Task goal – Report all lines of the records that contain "ffffff".
++++++++++
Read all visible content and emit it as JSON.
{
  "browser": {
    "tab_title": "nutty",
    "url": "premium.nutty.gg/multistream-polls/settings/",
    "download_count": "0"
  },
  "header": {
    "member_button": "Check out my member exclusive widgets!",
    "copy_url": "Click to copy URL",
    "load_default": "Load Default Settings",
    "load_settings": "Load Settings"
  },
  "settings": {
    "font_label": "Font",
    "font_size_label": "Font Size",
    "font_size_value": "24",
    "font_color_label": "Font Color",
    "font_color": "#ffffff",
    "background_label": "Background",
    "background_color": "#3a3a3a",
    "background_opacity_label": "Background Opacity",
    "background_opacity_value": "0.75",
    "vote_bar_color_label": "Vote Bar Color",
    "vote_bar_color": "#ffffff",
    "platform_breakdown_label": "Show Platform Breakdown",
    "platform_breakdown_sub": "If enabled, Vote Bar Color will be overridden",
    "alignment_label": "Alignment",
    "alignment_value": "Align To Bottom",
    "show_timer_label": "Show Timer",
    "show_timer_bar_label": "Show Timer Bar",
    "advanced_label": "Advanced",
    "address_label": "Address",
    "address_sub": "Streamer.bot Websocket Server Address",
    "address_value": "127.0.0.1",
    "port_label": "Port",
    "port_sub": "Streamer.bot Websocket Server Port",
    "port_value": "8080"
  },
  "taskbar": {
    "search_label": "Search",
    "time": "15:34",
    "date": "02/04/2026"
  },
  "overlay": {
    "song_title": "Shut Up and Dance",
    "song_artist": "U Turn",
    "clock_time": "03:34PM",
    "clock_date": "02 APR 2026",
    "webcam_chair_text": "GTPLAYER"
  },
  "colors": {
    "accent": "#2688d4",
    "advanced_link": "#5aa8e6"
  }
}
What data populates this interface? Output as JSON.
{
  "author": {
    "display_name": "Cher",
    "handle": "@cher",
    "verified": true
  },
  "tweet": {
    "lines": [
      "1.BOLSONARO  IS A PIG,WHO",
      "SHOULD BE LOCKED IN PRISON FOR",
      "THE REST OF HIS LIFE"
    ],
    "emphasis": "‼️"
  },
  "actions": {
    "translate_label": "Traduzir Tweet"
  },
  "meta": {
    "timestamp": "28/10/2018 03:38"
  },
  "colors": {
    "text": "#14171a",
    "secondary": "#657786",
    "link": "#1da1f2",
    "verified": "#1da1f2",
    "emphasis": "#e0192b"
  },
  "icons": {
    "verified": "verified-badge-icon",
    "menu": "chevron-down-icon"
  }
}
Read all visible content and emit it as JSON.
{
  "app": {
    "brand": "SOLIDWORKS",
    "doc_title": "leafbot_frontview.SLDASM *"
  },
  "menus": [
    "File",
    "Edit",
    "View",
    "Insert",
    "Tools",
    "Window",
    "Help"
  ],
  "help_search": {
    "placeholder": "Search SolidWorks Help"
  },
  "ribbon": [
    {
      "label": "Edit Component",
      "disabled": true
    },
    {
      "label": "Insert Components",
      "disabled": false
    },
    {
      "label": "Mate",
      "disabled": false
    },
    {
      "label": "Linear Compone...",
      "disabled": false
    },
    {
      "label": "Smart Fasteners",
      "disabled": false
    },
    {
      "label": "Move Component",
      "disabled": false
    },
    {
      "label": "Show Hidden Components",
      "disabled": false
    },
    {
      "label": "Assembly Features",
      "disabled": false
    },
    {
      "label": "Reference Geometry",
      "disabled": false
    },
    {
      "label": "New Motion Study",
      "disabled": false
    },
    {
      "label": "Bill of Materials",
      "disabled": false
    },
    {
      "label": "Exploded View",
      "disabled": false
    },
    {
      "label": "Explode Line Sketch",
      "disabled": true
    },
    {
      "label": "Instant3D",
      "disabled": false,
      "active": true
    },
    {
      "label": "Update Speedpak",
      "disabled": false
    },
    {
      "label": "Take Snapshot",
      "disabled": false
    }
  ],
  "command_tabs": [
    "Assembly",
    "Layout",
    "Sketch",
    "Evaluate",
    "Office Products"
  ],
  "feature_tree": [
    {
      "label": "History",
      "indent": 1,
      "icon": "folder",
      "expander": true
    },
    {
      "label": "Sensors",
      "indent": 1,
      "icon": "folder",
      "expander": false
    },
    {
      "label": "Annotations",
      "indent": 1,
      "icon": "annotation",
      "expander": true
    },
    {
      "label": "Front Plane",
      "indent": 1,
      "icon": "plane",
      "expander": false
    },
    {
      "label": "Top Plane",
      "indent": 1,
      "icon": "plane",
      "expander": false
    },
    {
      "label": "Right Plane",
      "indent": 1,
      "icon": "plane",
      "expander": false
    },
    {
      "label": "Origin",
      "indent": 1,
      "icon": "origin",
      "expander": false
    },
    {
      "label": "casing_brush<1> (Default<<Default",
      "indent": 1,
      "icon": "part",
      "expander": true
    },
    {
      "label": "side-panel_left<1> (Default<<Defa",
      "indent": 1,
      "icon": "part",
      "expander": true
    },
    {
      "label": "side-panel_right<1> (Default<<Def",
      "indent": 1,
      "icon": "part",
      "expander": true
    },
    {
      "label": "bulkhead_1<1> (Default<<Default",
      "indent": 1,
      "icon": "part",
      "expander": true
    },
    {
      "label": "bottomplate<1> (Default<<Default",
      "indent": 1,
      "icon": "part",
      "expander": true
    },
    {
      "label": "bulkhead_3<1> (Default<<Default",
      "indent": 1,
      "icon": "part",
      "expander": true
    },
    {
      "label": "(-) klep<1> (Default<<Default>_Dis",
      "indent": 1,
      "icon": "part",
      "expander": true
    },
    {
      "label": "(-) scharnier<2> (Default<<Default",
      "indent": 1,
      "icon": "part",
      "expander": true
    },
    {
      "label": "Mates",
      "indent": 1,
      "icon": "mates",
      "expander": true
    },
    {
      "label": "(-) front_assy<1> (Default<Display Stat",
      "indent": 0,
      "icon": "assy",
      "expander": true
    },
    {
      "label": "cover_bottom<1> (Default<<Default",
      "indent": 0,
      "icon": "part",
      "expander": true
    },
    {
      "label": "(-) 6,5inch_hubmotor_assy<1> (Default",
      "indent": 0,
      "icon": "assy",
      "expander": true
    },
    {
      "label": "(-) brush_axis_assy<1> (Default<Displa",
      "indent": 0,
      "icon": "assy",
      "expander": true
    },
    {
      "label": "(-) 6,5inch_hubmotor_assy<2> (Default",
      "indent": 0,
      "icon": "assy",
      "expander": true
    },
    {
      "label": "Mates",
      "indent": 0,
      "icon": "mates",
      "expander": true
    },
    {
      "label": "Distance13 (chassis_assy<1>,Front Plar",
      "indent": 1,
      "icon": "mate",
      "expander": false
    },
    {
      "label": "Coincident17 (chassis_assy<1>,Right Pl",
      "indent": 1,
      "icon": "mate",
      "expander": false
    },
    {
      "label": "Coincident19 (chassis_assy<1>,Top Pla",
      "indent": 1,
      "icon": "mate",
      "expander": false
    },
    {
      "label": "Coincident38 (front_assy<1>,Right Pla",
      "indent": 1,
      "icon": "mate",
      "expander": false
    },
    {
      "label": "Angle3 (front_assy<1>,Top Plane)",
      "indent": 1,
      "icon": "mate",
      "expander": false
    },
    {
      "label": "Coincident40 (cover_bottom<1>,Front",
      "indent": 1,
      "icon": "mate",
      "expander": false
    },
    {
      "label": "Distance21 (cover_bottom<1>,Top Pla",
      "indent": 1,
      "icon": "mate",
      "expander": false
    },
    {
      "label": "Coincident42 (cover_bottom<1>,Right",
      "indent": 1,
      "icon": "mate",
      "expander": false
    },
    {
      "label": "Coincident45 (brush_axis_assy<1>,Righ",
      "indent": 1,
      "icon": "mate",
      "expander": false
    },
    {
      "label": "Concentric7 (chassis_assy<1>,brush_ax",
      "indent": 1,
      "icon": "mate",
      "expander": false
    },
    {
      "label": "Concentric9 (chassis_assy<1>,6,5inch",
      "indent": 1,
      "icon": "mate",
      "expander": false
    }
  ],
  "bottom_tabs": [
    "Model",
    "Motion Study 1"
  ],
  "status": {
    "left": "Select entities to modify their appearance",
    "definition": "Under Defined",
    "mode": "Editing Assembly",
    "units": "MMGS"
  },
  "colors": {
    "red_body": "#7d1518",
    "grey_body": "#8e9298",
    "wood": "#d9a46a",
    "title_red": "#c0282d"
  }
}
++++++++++
Solved problem –
    "font_color": "#ffffff",
    "vote_bar_color": "#ffffff",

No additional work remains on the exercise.